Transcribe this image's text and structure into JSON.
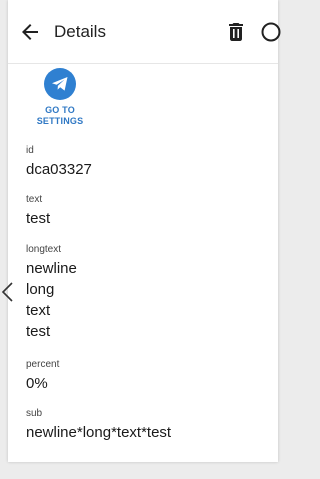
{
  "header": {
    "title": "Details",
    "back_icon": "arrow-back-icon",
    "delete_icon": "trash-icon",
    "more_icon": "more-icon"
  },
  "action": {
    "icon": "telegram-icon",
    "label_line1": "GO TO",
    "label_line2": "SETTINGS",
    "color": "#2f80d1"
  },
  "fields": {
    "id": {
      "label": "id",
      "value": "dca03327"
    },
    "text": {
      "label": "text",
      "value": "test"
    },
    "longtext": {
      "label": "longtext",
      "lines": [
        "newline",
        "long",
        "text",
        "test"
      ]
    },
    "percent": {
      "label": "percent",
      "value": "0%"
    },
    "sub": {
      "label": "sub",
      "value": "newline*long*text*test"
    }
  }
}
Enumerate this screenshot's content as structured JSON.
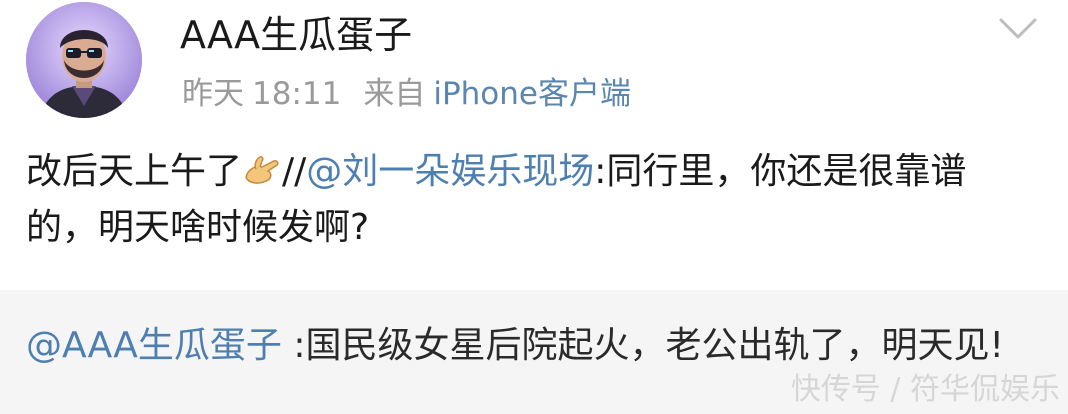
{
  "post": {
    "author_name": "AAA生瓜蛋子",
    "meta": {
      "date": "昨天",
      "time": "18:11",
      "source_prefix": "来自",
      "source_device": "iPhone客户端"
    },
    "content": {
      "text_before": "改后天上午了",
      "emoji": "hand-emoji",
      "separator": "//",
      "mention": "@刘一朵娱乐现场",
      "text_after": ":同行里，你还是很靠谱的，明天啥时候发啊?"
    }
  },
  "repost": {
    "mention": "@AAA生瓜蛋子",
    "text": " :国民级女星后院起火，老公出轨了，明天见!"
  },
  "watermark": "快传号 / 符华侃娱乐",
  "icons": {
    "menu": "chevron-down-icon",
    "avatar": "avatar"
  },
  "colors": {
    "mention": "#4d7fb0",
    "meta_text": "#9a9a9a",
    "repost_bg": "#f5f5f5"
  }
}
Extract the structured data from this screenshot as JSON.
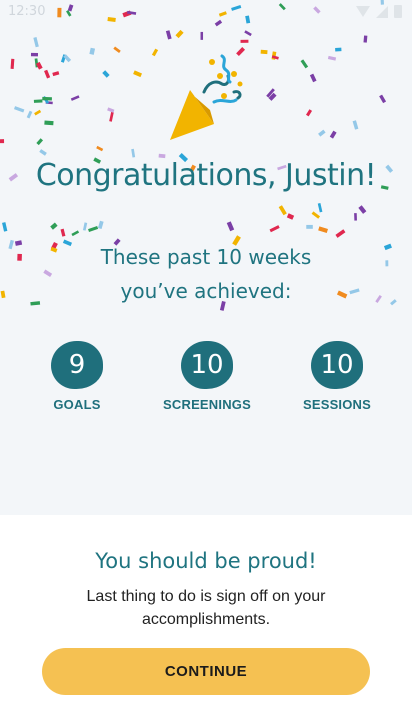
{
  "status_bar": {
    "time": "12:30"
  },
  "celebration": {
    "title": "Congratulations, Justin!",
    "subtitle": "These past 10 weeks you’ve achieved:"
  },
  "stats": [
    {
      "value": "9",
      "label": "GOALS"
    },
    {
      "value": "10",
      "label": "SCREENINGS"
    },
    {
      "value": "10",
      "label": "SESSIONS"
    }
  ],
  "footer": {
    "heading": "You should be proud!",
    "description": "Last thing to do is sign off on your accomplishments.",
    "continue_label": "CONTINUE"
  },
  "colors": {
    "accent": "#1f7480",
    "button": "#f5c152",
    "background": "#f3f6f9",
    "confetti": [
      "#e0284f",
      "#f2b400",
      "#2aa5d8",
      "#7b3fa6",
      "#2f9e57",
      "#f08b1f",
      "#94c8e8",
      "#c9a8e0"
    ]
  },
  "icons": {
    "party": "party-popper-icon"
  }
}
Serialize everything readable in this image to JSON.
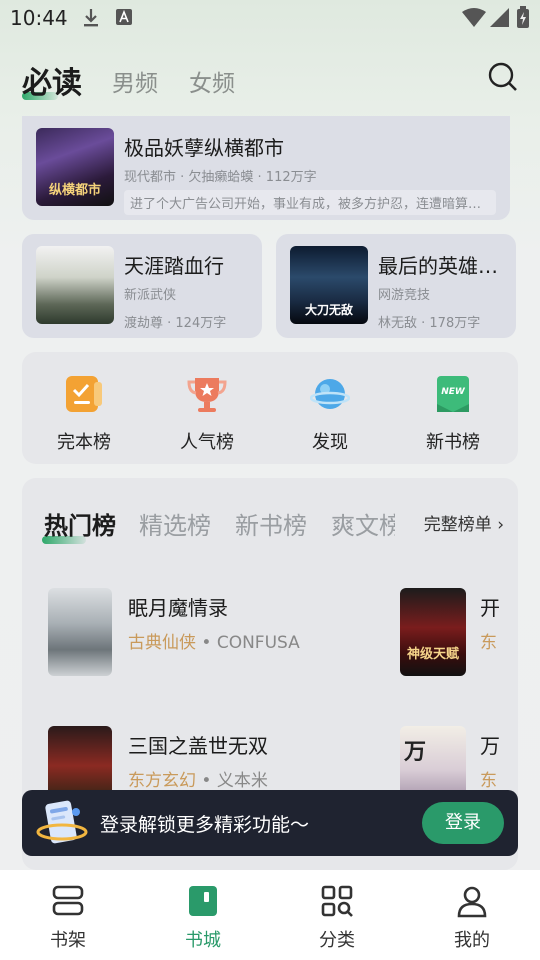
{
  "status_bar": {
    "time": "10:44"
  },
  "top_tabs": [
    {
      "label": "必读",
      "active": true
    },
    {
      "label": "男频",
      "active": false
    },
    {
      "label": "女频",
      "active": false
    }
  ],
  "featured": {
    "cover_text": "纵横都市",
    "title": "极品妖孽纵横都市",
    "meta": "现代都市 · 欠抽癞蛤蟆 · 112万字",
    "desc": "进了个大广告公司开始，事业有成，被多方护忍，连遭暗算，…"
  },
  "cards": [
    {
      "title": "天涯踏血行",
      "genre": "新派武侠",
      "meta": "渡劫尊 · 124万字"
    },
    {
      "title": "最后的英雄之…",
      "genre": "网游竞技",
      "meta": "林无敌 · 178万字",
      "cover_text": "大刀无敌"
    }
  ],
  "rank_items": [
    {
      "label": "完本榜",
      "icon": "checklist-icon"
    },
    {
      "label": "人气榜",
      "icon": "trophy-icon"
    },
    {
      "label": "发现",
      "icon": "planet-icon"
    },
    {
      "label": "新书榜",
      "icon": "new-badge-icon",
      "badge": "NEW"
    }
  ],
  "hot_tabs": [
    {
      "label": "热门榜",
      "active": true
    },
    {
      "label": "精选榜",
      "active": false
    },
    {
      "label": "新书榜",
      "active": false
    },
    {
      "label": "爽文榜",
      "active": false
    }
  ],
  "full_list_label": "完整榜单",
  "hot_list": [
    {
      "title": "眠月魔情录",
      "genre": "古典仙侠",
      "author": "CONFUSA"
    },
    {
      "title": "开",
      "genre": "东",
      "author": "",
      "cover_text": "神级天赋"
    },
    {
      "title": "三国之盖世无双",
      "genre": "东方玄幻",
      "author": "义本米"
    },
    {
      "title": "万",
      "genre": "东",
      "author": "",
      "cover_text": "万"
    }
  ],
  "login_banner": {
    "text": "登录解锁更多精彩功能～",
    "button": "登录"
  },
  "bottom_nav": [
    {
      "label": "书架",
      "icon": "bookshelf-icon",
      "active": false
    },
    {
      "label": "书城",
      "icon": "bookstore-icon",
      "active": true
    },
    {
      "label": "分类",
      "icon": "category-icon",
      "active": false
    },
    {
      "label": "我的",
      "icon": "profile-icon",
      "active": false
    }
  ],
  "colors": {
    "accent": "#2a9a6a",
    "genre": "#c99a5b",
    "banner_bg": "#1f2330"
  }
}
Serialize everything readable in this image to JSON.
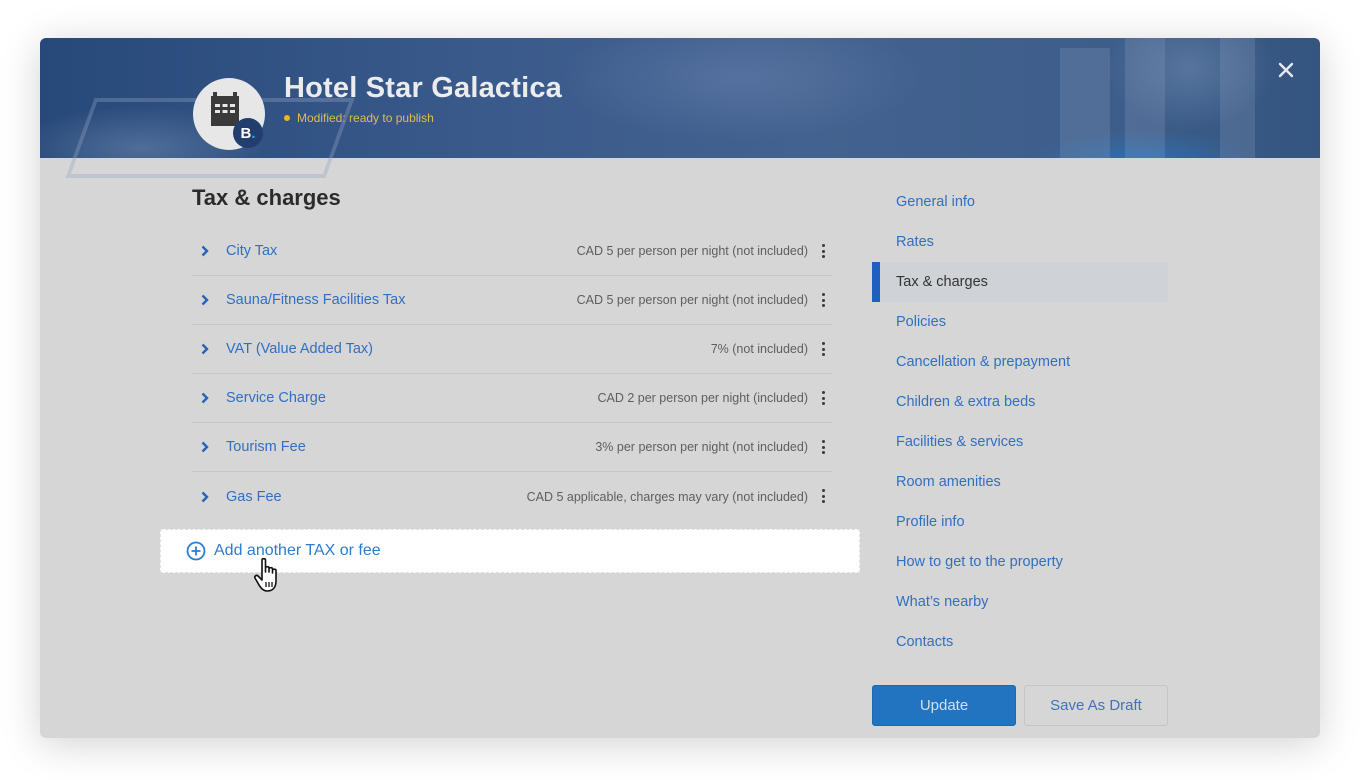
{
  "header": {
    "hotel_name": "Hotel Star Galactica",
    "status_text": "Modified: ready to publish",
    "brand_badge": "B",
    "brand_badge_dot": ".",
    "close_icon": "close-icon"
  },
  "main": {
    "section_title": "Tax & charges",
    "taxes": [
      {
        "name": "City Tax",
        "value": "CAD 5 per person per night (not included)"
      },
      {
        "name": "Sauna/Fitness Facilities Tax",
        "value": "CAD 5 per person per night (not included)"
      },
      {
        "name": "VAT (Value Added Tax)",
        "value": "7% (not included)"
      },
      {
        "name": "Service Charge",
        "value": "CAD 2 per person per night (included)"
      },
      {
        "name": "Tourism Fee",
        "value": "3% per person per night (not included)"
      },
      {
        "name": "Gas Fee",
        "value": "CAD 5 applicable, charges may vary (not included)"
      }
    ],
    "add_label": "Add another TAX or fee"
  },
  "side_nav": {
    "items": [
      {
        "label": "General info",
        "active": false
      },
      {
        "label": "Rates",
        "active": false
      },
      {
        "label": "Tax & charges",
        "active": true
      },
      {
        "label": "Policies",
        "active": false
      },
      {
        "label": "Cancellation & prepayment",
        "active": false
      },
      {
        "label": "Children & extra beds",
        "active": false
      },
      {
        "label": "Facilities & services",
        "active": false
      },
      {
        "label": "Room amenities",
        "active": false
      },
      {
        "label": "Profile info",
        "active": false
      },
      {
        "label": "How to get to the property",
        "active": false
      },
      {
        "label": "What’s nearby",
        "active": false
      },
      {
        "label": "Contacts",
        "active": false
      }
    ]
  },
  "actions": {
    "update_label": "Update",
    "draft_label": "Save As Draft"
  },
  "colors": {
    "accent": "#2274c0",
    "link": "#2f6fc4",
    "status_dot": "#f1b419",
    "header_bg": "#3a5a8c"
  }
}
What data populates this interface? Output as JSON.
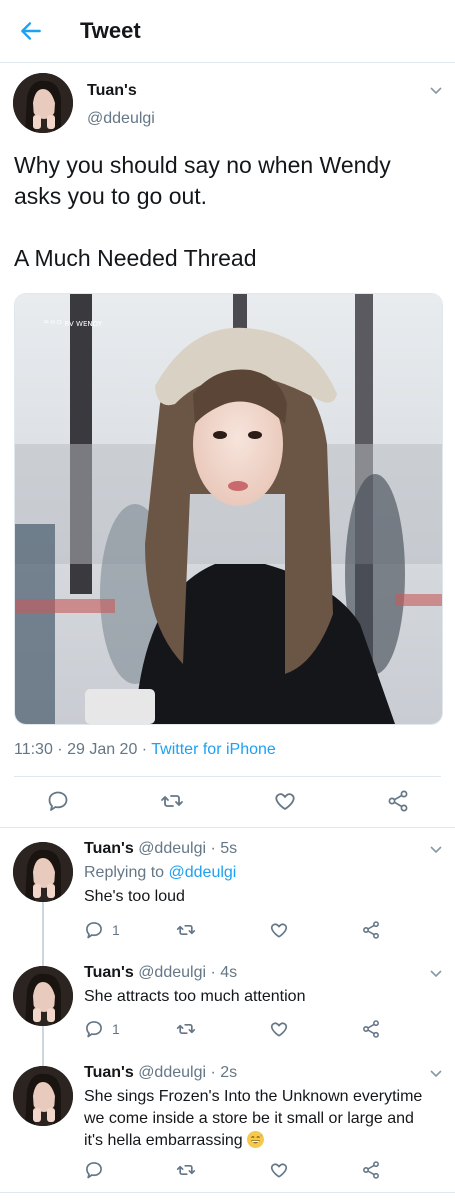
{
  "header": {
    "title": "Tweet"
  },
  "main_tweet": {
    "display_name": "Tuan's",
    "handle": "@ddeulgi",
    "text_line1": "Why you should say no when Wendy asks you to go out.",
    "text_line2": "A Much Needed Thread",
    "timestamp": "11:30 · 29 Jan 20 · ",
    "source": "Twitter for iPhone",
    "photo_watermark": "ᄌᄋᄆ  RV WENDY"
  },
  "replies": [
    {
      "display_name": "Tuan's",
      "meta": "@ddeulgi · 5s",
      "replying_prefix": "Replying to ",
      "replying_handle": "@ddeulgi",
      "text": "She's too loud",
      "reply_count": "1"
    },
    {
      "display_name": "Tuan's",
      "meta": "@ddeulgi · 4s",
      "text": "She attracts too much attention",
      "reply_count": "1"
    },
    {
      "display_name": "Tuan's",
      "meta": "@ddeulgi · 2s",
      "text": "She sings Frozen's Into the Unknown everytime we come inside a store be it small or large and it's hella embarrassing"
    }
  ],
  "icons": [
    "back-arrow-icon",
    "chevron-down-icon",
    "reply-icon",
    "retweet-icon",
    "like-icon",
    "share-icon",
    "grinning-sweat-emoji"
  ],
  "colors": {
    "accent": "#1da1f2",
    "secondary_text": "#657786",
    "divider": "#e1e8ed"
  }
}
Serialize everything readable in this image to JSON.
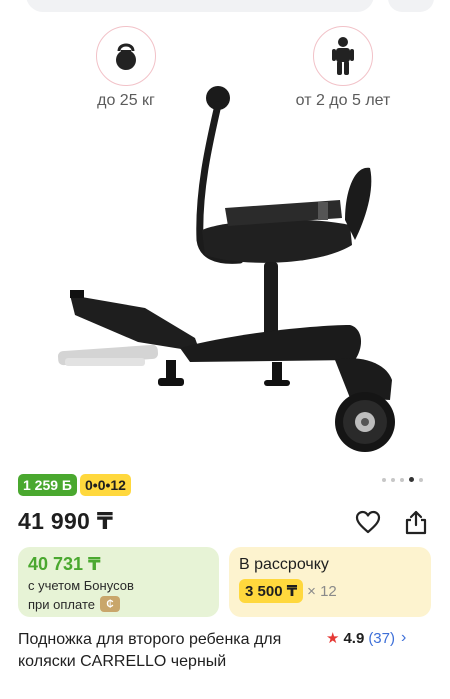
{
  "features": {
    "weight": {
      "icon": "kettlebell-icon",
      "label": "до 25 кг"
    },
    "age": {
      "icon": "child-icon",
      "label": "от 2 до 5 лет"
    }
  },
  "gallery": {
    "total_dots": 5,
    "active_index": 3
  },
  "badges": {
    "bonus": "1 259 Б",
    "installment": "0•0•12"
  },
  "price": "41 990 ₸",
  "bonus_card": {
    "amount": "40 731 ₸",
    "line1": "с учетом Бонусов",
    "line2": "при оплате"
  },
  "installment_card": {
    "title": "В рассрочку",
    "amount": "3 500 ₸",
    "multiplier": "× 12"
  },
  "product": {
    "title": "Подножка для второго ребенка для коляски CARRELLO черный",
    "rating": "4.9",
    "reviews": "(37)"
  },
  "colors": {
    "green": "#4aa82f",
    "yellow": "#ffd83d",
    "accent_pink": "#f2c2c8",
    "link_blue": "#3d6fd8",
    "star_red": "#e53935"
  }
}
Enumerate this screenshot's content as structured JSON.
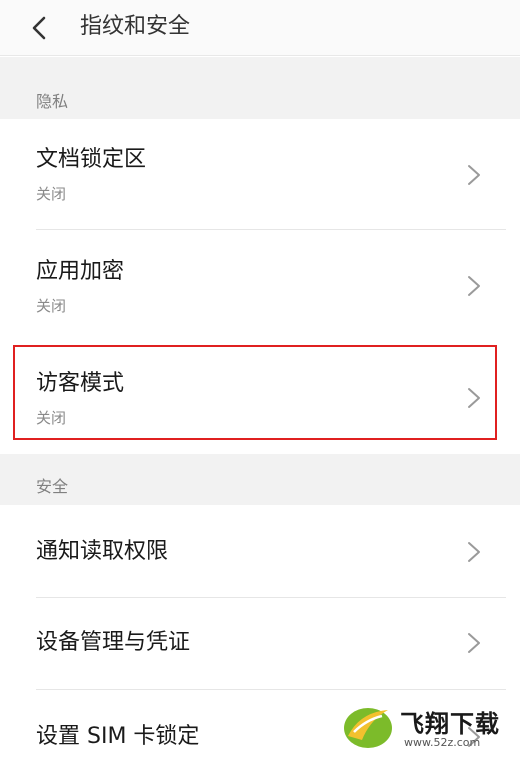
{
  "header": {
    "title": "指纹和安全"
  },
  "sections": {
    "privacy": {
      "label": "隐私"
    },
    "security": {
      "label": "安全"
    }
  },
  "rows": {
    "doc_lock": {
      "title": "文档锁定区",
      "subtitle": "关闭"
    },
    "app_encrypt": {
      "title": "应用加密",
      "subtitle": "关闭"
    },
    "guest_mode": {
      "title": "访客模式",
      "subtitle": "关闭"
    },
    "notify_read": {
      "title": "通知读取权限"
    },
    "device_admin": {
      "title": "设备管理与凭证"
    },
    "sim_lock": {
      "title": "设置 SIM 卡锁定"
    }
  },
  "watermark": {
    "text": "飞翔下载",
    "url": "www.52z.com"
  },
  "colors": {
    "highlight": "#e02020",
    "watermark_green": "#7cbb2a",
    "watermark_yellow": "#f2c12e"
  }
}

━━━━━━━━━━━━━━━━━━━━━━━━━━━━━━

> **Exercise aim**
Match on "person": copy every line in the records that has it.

> **Answer section**
        "value": "CAD 5 per person per night (not included)"
        "value": "CAD 5 per person per night (not included)"
        "value": "CAD 2 per person per night (included)"
        "value": "3% per person per night (not included)"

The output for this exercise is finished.